■ To do:
Output the data verbatim, with nothing added or dropped.

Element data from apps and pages
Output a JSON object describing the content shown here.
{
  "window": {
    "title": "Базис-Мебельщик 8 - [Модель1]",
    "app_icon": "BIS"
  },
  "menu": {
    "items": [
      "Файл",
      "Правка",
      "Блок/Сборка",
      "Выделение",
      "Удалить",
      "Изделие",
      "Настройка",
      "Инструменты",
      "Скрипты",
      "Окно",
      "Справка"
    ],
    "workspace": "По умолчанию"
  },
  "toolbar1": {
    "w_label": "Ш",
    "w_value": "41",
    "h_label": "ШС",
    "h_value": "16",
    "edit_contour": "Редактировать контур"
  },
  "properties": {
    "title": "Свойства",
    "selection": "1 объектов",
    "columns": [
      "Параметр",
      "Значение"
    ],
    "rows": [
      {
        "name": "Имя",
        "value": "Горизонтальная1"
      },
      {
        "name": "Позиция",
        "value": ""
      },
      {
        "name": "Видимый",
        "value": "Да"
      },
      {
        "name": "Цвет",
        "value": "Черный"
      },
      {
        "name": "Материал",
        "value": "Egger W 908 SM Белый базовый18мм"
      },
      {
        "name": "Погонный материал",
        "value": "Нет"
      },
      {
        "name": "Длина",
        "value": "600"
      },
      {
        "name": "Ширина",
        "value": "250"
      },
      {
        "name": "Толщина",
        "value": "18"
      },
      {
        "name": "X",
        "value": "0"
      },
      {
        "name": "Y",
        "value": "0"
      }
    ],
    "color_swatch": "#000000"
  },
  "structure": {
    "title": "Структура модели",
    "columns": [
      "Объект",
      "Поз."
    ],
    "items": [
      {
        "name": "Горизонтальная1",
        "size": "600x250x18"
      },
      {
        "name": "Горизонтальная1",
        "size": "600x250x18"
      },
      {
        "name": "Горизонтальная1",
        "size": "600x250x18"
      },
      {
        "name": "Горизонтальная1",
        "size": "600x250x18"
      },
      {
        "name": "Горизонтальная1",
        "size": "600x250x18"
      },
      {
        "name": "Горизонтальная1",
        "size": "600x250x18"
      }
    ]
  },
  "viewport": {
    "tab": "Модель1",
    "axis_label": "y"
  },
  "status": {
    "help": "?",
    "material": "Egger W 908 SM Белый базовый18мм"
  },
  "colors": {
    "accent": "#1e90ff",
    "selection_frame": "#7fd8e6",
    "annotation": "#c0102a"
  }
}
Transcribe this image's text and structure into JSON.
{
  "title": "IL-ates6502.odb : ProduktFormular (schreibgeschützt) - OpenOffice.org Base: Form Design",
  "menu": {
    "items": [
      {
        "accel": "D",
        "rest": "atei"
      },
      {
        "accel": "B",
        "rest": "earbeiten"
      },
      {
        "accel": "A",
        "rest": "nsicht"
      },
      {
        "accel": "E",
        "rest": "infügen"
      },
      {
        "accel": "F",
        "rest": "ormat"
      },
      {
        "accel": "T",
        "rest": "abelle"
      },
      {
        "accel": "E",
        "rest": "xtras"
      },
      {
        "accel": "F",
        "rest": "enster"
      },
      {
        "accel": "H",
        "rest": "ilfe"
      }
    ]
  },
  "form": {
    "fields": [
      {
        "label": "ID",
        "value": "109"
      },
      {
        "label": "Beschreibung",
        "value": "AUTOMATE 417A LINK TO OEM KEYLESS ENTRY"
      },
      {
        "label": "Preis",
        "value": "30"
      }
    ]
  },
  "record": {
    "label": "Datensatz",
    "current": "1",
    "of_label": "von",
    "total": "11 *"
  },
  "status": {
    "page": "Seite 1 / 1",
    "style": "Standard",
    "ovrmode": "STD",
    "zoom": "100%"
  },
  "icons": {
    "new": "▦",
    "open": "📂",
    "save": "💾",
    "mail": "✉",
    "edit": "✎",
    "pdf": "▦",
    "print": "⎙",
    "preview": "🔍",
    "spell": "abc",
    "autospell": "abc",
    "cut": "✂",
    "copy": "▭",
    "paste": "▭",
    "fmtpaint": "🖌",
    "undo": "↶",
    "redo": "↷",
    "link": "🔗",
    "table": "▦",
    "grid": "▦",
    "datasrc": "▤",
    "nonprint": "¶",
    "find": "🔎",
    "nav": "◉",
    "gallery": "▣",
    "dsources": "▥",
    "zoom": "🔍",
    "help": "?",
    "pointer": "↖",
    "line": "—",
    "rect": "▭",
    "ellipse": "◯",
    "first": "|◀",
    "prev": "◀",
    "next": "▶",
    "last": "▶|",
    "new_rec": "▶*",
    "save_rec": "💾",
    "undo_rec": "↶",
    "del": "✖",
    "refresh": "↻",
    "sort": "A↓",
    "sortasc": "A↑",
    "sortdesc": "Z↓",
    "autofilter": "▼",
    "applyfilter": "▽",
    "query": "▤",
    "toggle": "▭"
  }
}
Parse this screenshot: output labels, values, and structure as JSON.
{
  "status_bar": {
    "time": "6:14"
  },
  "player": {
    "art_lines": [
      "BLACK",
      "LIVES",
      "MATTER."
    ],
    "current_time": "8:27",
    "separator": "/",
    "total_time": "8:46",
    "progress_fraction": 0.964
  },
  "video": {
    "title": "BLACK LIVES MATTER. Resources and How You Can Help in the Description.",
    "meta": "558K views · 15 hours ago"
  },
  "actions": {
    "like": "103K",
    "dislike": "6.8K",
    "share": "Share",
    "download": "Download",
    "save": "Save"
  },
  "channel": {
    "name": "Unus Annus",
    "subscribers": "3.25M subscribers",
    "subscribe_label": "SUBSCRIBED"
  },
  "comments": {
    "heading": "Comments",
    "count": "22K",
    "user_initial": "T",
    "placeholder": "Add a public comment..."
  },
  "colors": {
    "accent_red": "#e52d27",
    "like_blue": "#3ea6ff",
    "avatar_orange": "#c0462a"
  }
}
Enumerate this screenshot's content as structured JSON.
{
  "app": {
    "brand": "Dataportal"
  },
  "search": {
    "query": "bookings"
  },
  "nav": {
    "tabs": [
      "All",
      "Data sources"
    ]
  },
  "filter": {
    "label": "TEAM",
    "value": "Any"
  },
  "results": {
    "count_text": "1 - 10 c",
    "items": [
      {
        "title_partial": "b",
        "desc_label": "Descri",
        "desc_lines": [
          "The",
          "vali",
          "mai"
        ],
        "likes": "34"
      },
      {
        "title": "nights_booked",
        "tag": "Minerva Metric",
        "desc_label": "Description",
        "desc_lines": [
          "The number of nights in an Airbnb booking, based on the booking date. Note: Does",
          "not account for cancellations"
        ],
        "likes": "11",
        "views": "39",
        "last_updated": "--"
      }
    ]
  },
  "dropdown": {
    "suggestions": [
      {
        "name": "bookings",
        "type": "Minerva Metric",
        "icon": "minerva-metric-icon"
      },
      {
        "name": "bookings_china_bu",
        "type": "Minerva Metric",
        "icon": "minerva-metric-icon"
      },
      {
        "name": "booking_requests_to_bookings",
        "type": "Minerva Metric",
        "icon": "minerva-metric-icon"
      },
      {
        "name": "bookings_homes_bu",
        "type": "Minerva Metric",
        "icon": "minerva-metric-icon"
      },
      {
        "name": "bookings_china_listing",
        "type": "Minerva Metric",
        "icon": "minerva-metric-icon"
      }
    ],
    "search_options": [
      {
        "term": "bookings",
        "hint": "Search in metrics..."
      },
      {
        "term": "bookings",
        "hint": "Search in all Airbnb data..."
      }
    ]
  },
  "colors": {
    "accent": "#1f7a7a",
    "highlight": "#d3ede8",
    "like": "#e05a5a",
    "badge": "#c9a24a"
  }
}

■ Expected answer:
Output a JSON object describing the content shown here.
{
  "window": {
    "title": "Базис-Мебельщик 8 - [Модель1]",
    "app_icon": "BIS"
  },
  "menu": {
    "items": [
      "Файл",
      "Правка",
      "Блок/Сборка",
      "Выделение",
      "Удалить",
      "Изделие",
      "Настройка",
      "Инструменты",
      "Скрипты",
      "Окно",
      "Справка"
    ],
    "workspace": "По умолчанию"
  },
  "toolbar1": {
    "w_label": "Ш",
    "w_value": "41",
    "h_label": "ШС",
    "h_value": "16",
    "edit_contour": "Редактировать контур"
  },
  "properties": {
    "title": "Свойства",
    "selection": "1 объектов",
    "columns": [
      "Параметр",
      "Значение"
    ],
    "rows": [
      {
        "name": "Имя",
        "value": "Горизонтальная1"
      },
      {
        "name": "Позиция",
        "value": ""
      },
      {
        "name": "Видимый",
        "value": "Да"
      },
      {
        "name": "Цвет",
        "value": "Черный"
      },
      {
        "name": "Материал",
        "value": "Egger W 908 SM Белый базовый18мм"
      },
      {
        "name": "Погонный материал",
        "value": "Нет"
      },
      {
        "name": "Длина",
        "value": "600"
      },
      {
        "name": "Ширина",
        "value": "250"
      },
      {
        "name": "Толщина",
        "value": "18"
      },
      {
        "name": "X",
        "value": "0"
      },
      {
        "name": "Y",
        "value": "0"
      }
    ],
    "color_swatch": "#000000"
  },
  "structure": {
    "title": "Структура модели",
    "columns": [
      "Объект",
      "Поз."
    ],
    "items": [
      {
        "name": "Горизонтальная1",
        "size": "600x250x18"
      },
      {
        "name": "Горизонтальная1",
        "size": "600x250x18"
      },
      {
        "name": "Горизонтальная1",
        "size": "600x250x18"
      },
      {
        "name": "Горизонтальная1",
        "size": "600x250x18"
      },
      {
        "name": "Горизонтальная1",
        "size": "600x250x18"
      },
      {
        "name": "Горизонтальная1",
        "size": "600x250x18"
      }
    ]
  },
  "viewport": {
    "tab": "Модель1",
    "axis_label": "y"
  },
  "status": {
    "help": "?",
    "material": "Egger W 908 SM Белый базовый18мм"
  },
  "colors": {
    "accent": "#1e90ff",
    "selection_frame": "#7fd8e6",
    "annotation": "#c0102a"
  }
}
Transcribe this image's text and structure into JSON.
{
  "title": "IL-ates6502.odb : ProduktFormular (schreibgeschützt) - OpenOffice.org Base: Form Design",
  "menu": {
    "items": [
      {
        "accel": "D",
        "rest": "atei"
      },
      {
        "accel": "B",
        "rest": "earbeiten"
      },
      {
        "accel": "A",
        "rest": "nsicht"
      },
      {
        "accel": "E",
        "rest": "infügen"
      },
      {
        "accel": "F",
        "rest": "ormat"
      },
      {
        "accel": "T",
        "rest": "abelle"
      },
      {
        "accel": "E",
        "rest": "xtras"
      },
      {
        "accel": "F",
        "rest": "enster"
      },
      {
        "accel": "H",
        "rest": "ilfe"
      }
    ]
  },
  "form": {
    "fields": [
      {
        "label": "ID",
        "value": "109"
      },
      {
        "label": "Beschreibung",
        "value": "AUTOMATE 417A LINK TO OEM KEYLESS ENTRY"
      },
      {
        "label": "Preis",
        "value": "30"
      }
    ]
  },
  "record": {
    "label": "Datensatz",
    "current": "1",
    "of_label": "von",
    "total": "11 *"
  },
  "status": {
    "page": "Seite 1 / 1",
    "style": "Standard",
    "ovrmode": "STD",
    "zoom": "100%"
  },
  "icons": {
    "new": "▦",
    "open": "📂",
    "save": "💾",
    "mail": "✉",
    "edit": "✎",
    "pdf": "▦",
    "print": "⎙",
    "preview": "🔍",
    "spell": "abc",
    "autospell": "abc",
    "cut": "✂",
    "copy": "▭",
    "paste": "▭",
    "fmtpaint": "🖌",
    "undo": "↶",
    "redo": "↷",
    "link": "🔗",
    "table": "▦",
    "grid": "▦",
    "datasrc": "▤",
    "nonprint": "¶",
    "find": "🔎",
    "nav": "◉",
    "gallery": "▣",
    "dsources": "▥",
    "zoom": "🔍",
    "help": "?",
    "pointer": "↖",
    "line": "—",
    "rect": "▭",
    "ellipse": "◯",
    "first": "|◀",
    "prev": "◀",
    "next": "▶",
    "last": "▶|",
    "new_rec": "▶*",
    "save_rec": "💾",
    "undo_rec": "↶",
    "del": "✖",
    "refresh": "↻",
    "sort": "A↓",
    "sortasc": "A↑",
    "sortdesc": "Z↓",
    "autofilter": "▼",
    "applyfilter": "▽",
    "query": "▤",
    "toggle": "▭"
  }
}
Parse this screenshot: output labels, values, and structure as JSON.
{
  "status_bar": {
    "time": "6:14"
  },
  "player": {
    "art_lines": [
      "BLACK",
      "LIVES",
      "MATTER."
    ],
    "current_time": "8:27",
    "separator": "/",
    "total_time": "8:46",
    "progress_fraction": 0.964
  },
  "video": {
    "title": "BLACK LIVES MATTER. Resources and How You Can Help in the Description.",
    "meta": "558K views · 15 hours ago"
  },
  "actions": {
    "like": "103K",
    "dislike": "6.8K",
    "share": "Share",
    "download": "Download",
    "save": "Save"
  },
  "channel": {
    "name": "Unus Annus",
    "subscribers": "3.25M subscribers",
    "subscribe_label": "SUBSCRIBED"
  },
  "comments": {
    "heading": "Comments",
    "count": "22K",
    "user_initial": "T",
    "placeholder": "Add a public comment..."
  },
  "colors": {
    "accent_red": "#e52d27",
    "like_blue": "#3ea6ff",
    "avatar_orange": "#c0462a"
  }
}
Enumerate this screenshot's content as structured JSON.
{
  "app": {
    "brand": "Dataportal"
  },
  "search": {
    "query": "bookings"
  },
  "nav": {
    "tabs": [
      "All",
      "Data sources"
    ]
  },
  "filter": {
    "label": "TEAM",
    "value": "Any"
  },
  "results": {
    "count_text": "1 - 10 c",
    "items": [
      {
        "title_partial": "b",
        "desc_label": "Descri",
        "desc_lines": [
          "The",
          "vali",
          "mai"
        ],
        "likes": "34"
      },
      {
        "title": "nights_booked",
        "tag": "Minerva Metric",
        "desc_label": "Description",
        "desc_lines": [
          "The number of nights in an Airbnb booking, based on the booking date. Note: Does",
          "not account for cancellations"
        ],
        "likes": "11",
        "views": "39",
        "last_updated": "--"
      }
    ]
  },
  "dropdown": {
    "suggestions": [
      {
        "name": "bookings",
        "type": "Minerva Metric",
        "icon": "minerva-metric-icon"
      },
      {
        "name": "bookings_china_bu",
        "type": "Minerva Metric",
        "icon": "minerva-metric-icon"
      },
      {
        "name": "booking_requests_to_bookings",
        "type": "Minerva Metric",
        "icon": "minerva-metric-icon"
      },
      {
        "name": "bookings_homes_bu",
        "type": "Minerva Metric",
        "icon": "minerva-metric-icon"
      },
      {
        "name": "bookings_china_listing",
        "type": "Minerva Metric",
        "icon": "minerva-metric-icon"
      }
    ],
    "search_options": [
      {
        "term": "bookings",
        "hint": "Search in metrics..."
      },
      {
        "term": "bookings",
        "hint": "Search in all Airbnb data..."
      }
    ]
  },
  "colors": {
    "accent": "#1f7a7a",
    "highlight": "#d3ede8",
    "like": "#e05a5a",
    "badge": "#c9a24a"
  }
}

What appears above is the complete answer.